WORK TASK. Do any lines in the data below contain "Бойцовский"? If so, copy every one of them.

#### EXTRACTED INFORMATION ####

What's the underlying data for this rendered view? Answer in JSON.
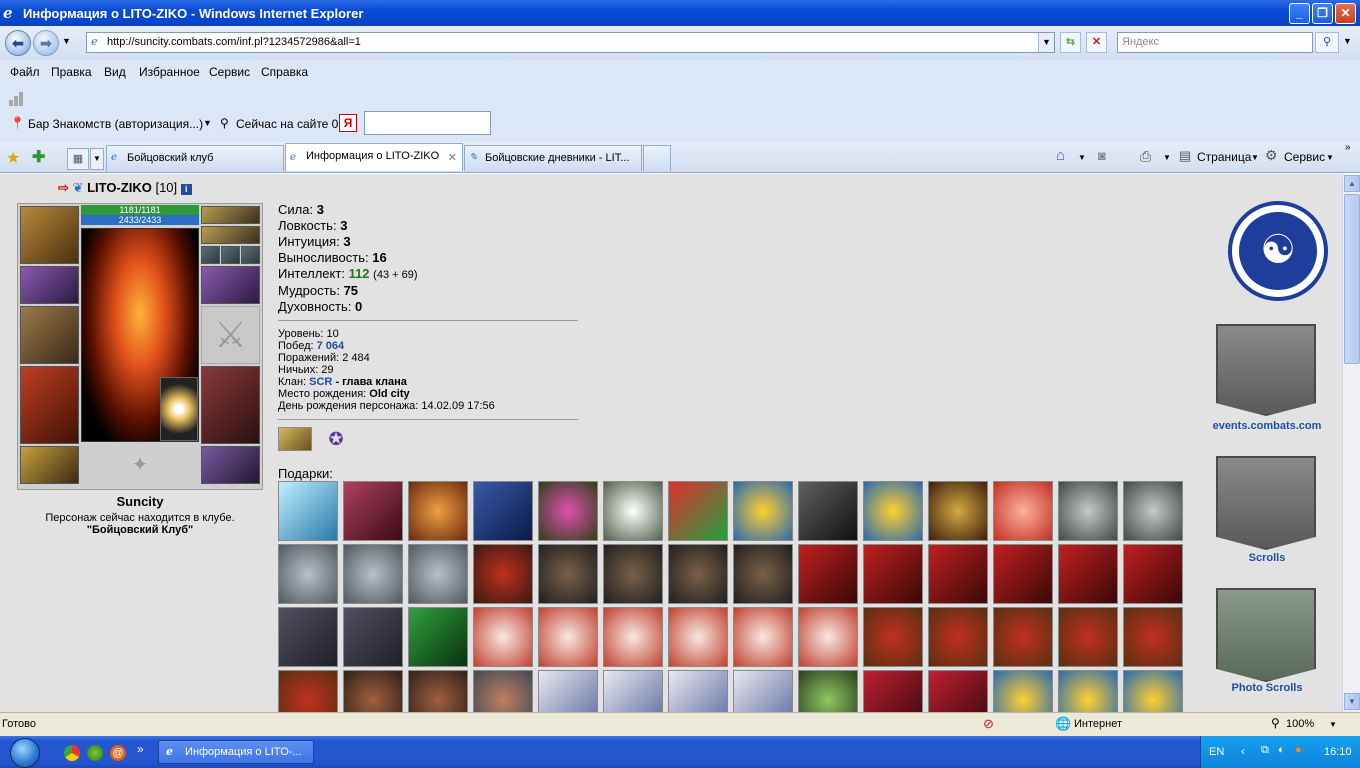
{
  "window": {
    "title": "Информация о LITO-ZIKO - Windows Internet Explorer"
  },
  "address": {
    "url": "http://suncity.combats.com/inf.pl?1234572986&all=1"
  },
  "search": {
    "placeholder": "Яндекс"
  },
  "menu": [
    "Файл",
    "Правка",
    "Вид",
    "Избранное",
    "Сервис",
    "Справка"
  ],
  "toolbar": {
    "bar_label": "Бар Знакомств (авторизация...)",
    "online_label": "Сейчас на сайте 0"
  },
  "tabs": [
    {
      "label": "Бойцовский клуб",
      "active": false
    },
    {
      "label": "Информация о LITO-ZIKO",
      "active": true
    },
    {
      "label": "Бойцовские дневники - LIT...",
      "active": false
    }
  ],
  "commands": {
    "page": "Страница",
    "tools": "Сервис"
  },
  "character": {
    "name": "LITO-ZIKO",
    "level_tag": "[10]",
    "hp": "1181/1181",
    "mp": "2433/2433",
    "city": "Suncity",
    "presence": "Персонаж сейчас находится в клубе.",
    "place": "\"Бойцовский Клуб\""
  },
  "stats": [
    {
      "label": "Сила:",
      "value": "3"
    },
    {
      "label": "Ловкость:",
      "value": "3"
    },
    {
      "label": "Интуиция:",
      "value": "3"
    },
    {
      "label": "Выносливость:",
      "value": "16"
    },
    {
      "label": "Интеллект:",
      "value": "112",
      "extra": "(43 + 69)"
    },
    {
      "label": "Мудрость:",
      "value": "75"
    },
    {
      "label": "Духовность:",
      "value": "0"
    }
  ],
  "info": {
    "level": "Уровень: 10",
    "wins_label": "Побед:",
    "wins": "7 064",
    "losses": "Поражений: 2 484",
    "draws": "Ничьих: 29",
    "clan_label": "Клан:",
    "clan": "SCR",
    "clan_role": "- глава клана",
    "birthplace_label": "Место рождения:",
    "birthplace": "Old city",
    "birthday": "День рождения персонажа: 14.02.09 17:56"
  },
  "gifts_label": "Подарки:",
  "gifts": [
    "cyan",
    "maroon",
    "orange",
    "navy",
    "pink",
    "white",
    "jester",
    "bell",
    "accordion",
    "bell",
    "helmet",
    "crystal",
    "trophy",
    "trophy",
    "statue",
    "statue",
    "statue",
    "bear",
    "spider",
    "spider",
    "spider",
    "spider",
    "banner",
    "banner",
    "banner",
    "banner",
    "banner",
    "banner",
    "cloak",
    "cloak",
    "green",
    "teddy",
    "teddy",
    "teddy",
    "teddy",
    "teddy",
    "teddy",
    "horse",
    "horse",
    "horse",
    "horse",
    "horse",
    "horse",
    "armor",
    "armor",
    "vase",
    "tube",
    "tube",
    "tube",
    "tube",
    "frog",
    "book",
    "book",
    "bell",
    "bell",
    "bell"
  ],
  "banners": {
    "events": "events.combats.com",
    "scrolls": "Scrolls",
    "photo": "Photo Scrolls"
  },
  "status": {
    "left": "Готово",
    "zone": "Интернет",
    "zoom": "100%"
  },
  "taskbar": {
    "task": "Информация о LITO-...",
    "lang": "EN",
    "time": "16:10"
  }
}
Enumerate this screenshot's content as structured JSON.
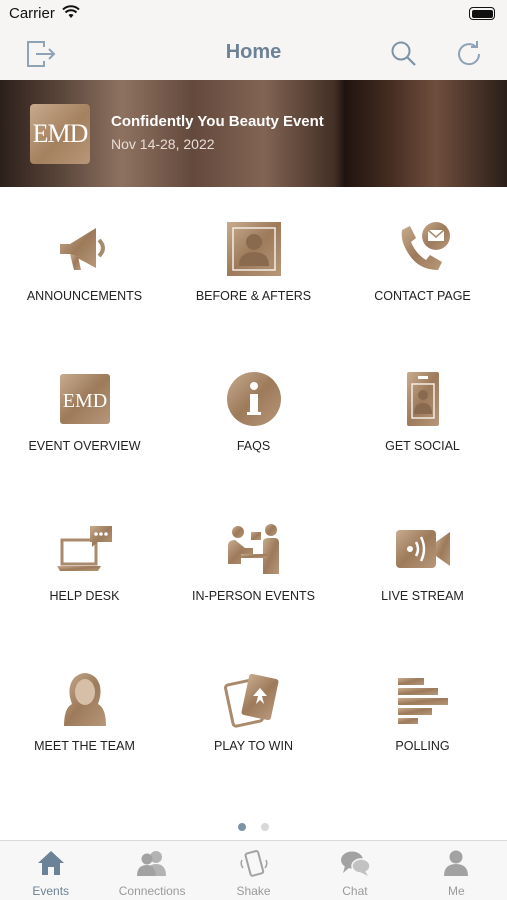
{
  "status_bar": {
    "carrier": "Carrier"
  },
  "nav": {
    "title": "Home"
  },
  "banner": {
    "logo_text": "EMD",
    "title": "Confidently You Beauty Event",
    "date": "Nov 14-28, 2022"
  },
  "tiles": [
    {
      "label": "ANNOUNCEMENTS",
      "icon": "megaphone-icon"
    },
    {
      "label": "BEFORE & AFTERS",
      "icon": "portrait-photo-icon"
    },
    {
      "label": "CONTACT PAGE",
      "icon": "phone-mail-icon"
    },
    {
      "label": "EVENT OVERVIEW",
      "icon": "emd-logo-icon"
    },
    {
      "label": "FAQS",
      "icon": "info-icon"
    },
    {
      "label": "GET SOCIAL",
      "icon": "id-badge-icon"
    },
    {
      "label": "HELP DESK",
      "icon": "laptop-chat-icon"
    },
    {
      "label": "IN-PERSON EVENTS",
      "icon": "people-meeting-icon"
    },
    {
      "label": "LIVE STREAM",
      "icon": "video-camera-icon"
    },
    {
      "label": "MEET THE TEAM",
      "icon": "woman-avatar-icon"
    },
    {
      "label": "PLAY TO WIN",
      "icon": "playing-cards-icon"
    },
    {
      "label": "POLLING",
      "icon": "bar-chart-icon"
    }
  ],
  "pager": {
    "pages": 2,
    "current": 1
  },
  "tabs": [
    {
      "label": "Events",
      "icon": "home-icon",
      "active": true
    },
    {
      "label": "Connections",
      "icon": "people-icon",
      "active": false
    },
    {
      "label": "Shake",
      "icon": "shake-phone-icon",
      "active": false
    },
    {
      "label": "Chat",
      "icon": "chat-bubbles-icon",
      "active": false
    },
    {
      "label": "Me",
      "icon": "person-icon",
      "active": false
    }
  ],
  "colors": {
    "accent": "#6c8296",
    "icon_gold": "#a98a6c",
    "tab_inactive": "#9a9a9a",
    "bar_bg": "#f7f4f4"
  }
}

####

TASK SOLUTION.
      "label": "Бойцовский клуб",
    "place": "\"Бойцовский Клуб\""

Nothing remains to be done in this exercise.